BEGIN GIVEN RECORDS
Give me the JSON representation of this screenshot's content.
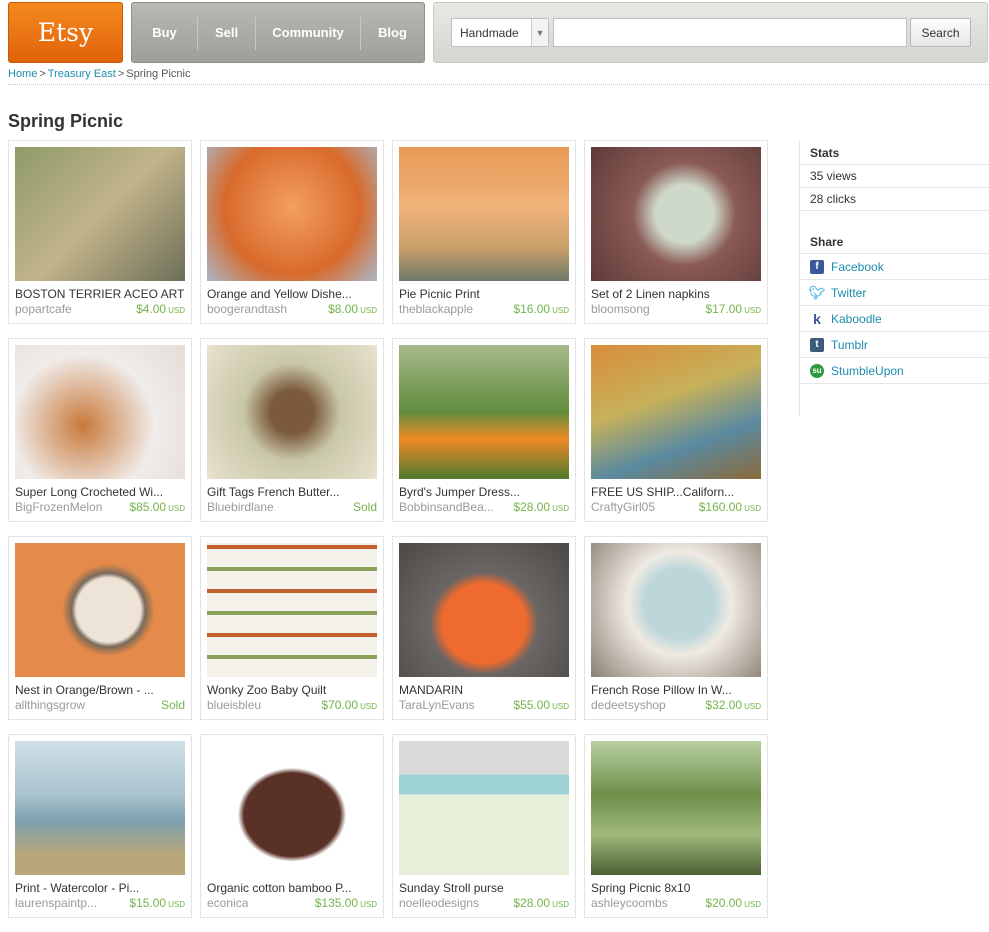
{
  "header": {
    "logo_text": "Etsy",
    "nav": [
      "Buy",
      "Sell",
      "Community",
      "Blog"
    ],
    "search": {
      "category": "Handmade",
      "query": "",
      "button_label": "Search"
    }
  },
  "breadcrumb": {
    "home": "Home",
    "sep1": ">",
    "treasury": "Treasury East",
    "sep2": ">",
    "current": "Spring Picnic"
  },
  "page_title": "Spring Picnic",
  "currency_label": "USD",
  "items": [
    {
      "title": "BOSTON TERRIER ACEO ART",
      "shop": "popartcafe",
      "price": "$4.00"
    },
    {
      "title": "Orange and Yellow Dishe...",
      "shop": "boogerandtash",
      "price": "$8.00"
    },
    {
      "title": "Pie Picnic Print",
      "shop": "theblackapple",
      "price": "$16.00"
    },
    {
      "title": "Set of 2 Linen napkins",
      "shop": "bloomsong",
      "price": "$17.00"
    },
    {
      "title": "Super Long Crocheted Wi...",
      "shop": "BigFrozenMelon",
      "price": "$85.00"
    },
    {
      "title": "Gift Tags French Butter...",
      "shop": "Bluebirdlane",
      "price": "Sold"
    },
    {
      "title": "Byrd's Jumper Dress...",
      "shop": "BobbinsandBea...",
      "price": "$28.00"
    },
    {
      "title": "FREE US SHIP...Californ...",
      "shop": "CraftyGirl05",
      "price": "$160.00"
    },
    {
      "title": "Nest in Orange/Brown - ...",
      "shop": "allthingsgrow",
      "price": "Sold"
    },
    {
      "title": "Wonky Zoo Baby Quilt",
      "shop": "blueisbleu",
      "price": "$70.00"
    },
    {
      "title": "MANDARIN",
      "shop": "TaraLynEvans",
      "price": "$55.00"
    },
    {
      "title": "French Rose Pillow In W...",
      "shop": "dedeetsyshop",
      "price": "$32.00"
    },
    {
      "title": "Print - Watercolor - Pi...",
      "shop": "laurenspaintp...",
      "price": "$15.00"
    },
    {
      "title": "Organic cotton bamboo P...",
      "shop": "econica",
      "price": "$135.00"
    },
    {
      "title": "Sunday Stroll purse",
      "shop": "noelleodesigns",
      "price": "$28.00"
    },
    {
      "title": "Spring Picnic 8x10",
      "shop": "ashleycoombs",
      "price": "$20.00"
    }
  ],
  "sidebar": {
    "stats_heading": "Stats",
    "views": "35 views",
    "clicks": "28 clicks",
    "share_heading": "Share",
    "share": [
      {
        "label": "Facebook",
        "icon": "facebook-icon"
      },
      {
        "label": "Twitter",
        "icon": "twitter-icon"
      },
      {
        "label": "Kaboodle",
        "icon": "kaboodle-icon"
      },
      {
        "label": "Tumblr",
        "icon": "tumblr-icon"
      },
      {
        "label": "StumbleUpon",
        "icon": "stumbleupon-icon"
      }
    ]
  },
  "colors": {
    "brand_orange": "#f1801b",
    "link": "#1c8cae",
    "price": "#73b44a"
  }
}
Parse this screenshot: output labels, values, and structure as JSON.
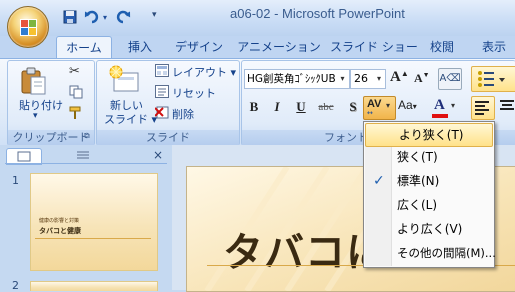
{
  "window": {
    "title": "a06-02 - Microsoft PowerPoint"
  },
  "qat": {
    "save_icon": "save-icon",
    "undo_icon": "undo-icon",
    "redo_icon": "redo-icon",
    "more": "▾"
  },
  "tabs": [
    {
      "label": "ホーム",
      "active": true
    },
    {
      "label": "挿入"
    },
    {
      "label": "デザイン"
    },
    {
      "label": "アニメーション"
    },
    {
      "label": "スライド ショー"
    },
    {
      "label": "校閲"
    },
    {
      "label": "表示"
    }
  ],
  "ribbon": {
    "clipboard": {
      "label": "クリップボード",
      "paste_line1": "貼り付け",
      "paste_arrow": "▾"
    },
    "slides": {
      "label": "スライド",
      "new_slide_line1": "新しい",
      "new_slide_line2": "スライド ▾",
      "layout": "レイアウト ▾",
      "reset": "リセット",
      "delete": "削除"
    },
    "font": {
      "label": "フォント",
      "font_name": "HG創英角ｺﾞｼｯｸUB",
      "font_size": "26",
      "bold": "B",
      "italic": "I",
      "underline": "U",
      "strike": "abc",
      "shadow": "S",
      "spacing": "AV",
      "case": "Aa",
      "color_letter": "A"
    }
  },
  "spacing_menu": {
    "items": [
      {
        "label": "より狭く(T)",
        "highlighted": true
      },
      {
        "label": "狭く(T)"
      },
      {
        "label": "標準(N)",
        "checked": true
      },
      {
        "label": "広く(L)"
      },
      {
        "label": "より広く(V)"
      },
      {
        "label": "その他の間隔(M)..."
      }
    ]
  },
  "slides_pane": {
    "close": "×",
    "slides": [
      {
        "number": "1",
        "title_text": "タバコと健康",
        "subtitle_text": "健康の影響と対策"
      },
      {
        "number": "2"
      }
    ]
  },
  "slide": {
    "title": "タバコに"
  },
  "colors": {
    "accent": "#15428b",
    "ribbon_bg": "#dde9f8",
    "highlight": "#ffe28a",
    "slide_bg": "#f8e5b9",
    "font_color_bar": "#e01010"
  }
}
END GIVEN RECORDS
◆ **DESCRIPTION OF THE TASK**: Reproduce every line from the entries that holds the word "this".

◆ **OUTPUT**:
Give me the JSON representation of this screenshot's content.
Parse this screenshot: output labels, values, and structure as JSON.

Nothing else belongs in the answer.